Proof of Birth

Registering a birth remains a beautiful and almost solemn moment. As a new grandmother I heard about this for the second time in four months. Something struck me about that. The official did not check whether the declaration was correct, but took the fathers at their word. In neither of these instances was the father asked for proof of birth, like a statement from mother, obstetrician or doctor. That’s strange. There are many rules concerning the Civil Registry.

For example, it is often almost impossible to to implement changes. For example: the change of first names and surnames: so easy to do in a country like the United Kingdom, but hard to do here. The registers are used in the execution of government tasks. So it is important that it is correct. But when registering the birth, there is clearly no watertight system for that. Ten years ago I first experienced this, what far-reaching consequences. It happened to a client of mine, recently widowed. The notary who assisted him with the settlement of the estate of his deceased wife reported – to his astonishment – that according to the records of the Civil Registry, his wife had had another child during their marriage, apart from the three children they had raised.

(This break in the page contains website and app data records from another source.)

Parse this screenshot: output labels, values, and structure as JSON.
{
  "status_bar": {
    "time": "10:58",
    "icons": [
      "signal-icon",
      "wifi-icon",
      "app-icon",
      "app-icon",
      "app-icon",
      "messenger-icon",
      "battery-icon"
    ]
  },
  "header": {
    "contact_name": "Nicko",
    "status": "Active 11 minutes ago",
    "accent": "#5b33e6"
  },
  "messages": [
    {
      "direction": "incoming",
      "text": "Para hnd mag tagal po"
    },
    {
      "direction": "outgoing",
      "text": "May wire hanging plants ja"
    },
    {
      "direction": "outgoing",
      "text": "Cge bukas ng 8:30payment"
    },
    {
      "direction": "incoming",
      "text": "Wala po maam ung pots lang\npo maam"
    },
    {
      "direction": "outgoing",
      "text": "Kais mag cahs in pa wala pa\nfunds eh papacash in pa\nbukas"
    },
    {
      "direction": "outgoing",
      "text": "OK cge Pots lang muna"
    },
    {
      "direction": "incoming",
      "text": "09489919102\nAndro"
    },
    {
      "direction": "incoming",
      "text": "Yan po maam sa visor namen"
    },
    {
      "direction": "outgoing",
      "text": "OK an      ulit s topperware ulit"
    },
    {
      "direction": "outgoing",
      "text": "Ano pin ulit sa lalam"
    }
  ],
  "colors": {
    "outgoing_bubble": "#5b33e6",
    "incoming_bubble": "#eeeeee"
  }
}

A child that no one knew about. So that child also was an heir apparent. It was – fortunately – not true. What had happened? Well, his wife lived in Groningen for her work. A man with whom she had a simmering quarrel for years, had then registered the birth of a child. Apparently to bother her. A deceptive action, which may still be possible, as my recent experience teaches.

1 June 2022